***** Material shown *****

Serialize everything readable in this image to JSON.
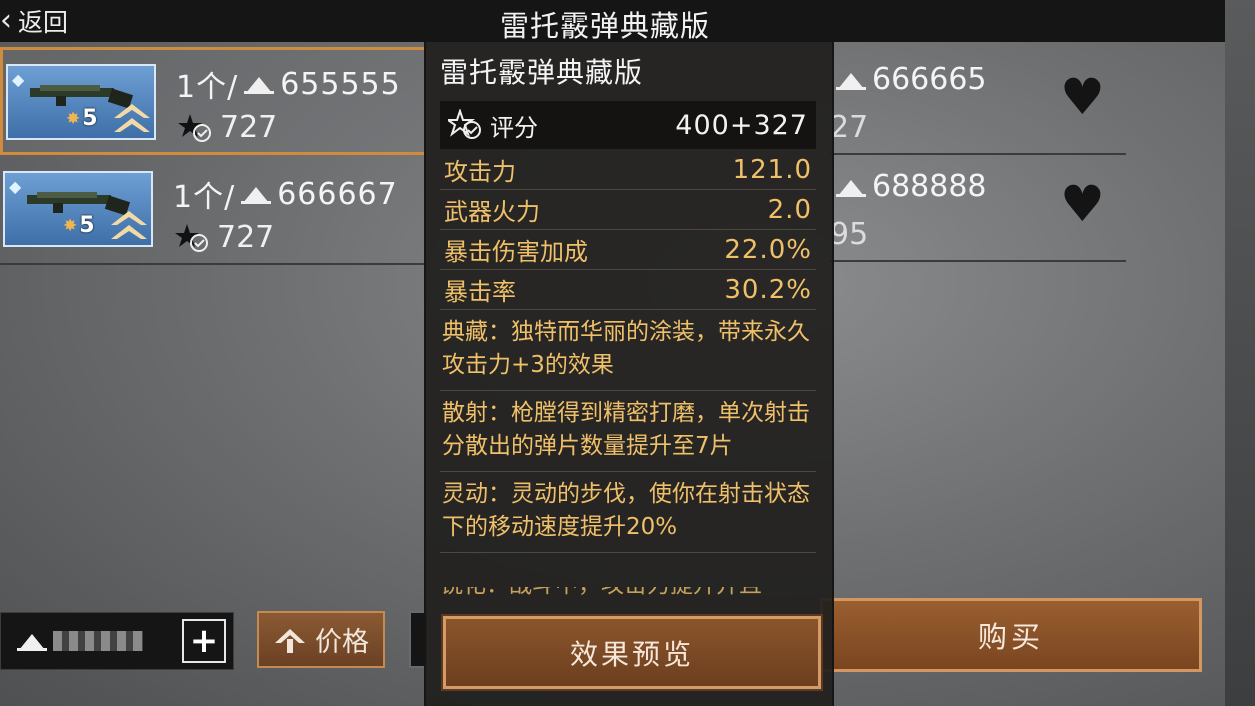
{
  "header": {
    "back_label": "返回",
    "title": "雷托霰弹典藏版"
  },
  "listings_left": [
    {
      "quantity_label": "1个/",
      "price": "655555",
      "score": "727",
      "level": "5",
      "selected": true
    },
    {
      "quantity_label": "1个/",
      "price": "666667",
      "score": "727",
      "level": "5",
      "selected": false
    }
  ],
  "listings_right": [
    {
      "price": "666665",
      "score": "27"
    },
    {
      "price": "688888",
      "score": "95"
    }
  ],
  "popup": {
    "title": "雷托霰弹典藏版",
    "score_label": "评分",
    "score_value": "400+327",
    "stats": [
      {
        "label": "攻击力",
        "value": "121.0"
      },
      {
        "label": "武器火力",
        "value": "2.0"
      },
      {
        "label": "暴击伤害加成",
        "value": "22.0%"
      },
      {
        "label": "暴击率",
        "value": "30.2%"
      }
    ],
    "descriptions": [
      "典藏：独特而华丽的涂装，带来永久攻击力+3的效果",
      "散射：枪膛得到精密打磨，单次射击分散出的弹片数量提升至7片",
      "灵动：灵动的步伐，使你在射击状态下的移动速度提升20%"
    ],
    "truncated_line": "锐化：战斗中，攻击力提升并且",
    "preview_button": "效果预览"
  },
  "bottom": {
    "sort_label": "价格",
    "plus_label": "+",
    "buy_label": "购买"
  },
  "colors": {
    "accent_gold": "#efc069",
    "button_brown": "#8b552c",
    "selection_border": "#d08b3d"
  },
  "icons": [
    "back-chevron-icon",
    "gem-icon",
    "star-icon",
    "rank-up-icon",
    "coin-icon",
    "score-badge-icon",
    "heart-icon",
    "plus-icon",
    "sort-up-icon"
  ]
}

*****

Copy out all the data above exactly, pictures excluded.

Serialize everything readable in this image to JSON.
{
  "header": {
    "back_label": "返回",
    "title": "雷托霰弹典藏版"
  },
  "listings_left": [
    {
      "quantity_label": "1个/",
      "price": "655555",
      "score": "727",
      "level": "5",
      "selected": true
    },
    {
      "quantity_label": "1个/",
      "price": "666667",
      "score": "727",
      "level": "5",
      "selected": false
    }
  ],
  "listings_right": [
    {
      "price": "666665",
      "score": "27"
    },
    {
      "price": "688888",
      "score": "95"
    }
  ],
  "popup": {
    "title": "雷托霰弹典藏版",
    "score_label": "评分",
    "score_value": "400+327",
    "stats": [
      {
        "label": "攻击力",
        "value": "121.0"
      },
      {
        "label": "武器火力",
        "value": "2.0"
      },
      {
        "label": "暴击伤害加成",
        "value": "22.0%"
      },
      {
        "label": "暴击率",
        "value": "30.2%"
      }
    ],
    "descriptions": [
      "典藏：独特而华丽的涂装，带来永久攻击力+3的效果",
      "散射：枪膛得到精密打磨，单次射击分散出的弹片数量提升至7片",
      "灵动：灵动的步伐，使你在射击状态下的移动速度提升20%"
    ],
    "truncated_line": "锐化：战斗中，攻击力提升并且",
    "preview_button": "效果预览"
  },
  "bottom": {
    "sort_label": "价格",
    "plus_label": "+",
    "buy_label": "购买"
  },
  "colors": {
    "accent_gold": "#efc069",
    "button_brown": "#8b552c",
    "selection_border": "#d08b3d"
  },
  "icons": [
    "back-chevron-icon",
    "gem-icon",
    "star-icon",
    "rank-up-icon",
    "coin-icon",
    "score-badge-icon",
    "heart-icon",
    "plus-icon",
    "sort-up-icon"
  ]
}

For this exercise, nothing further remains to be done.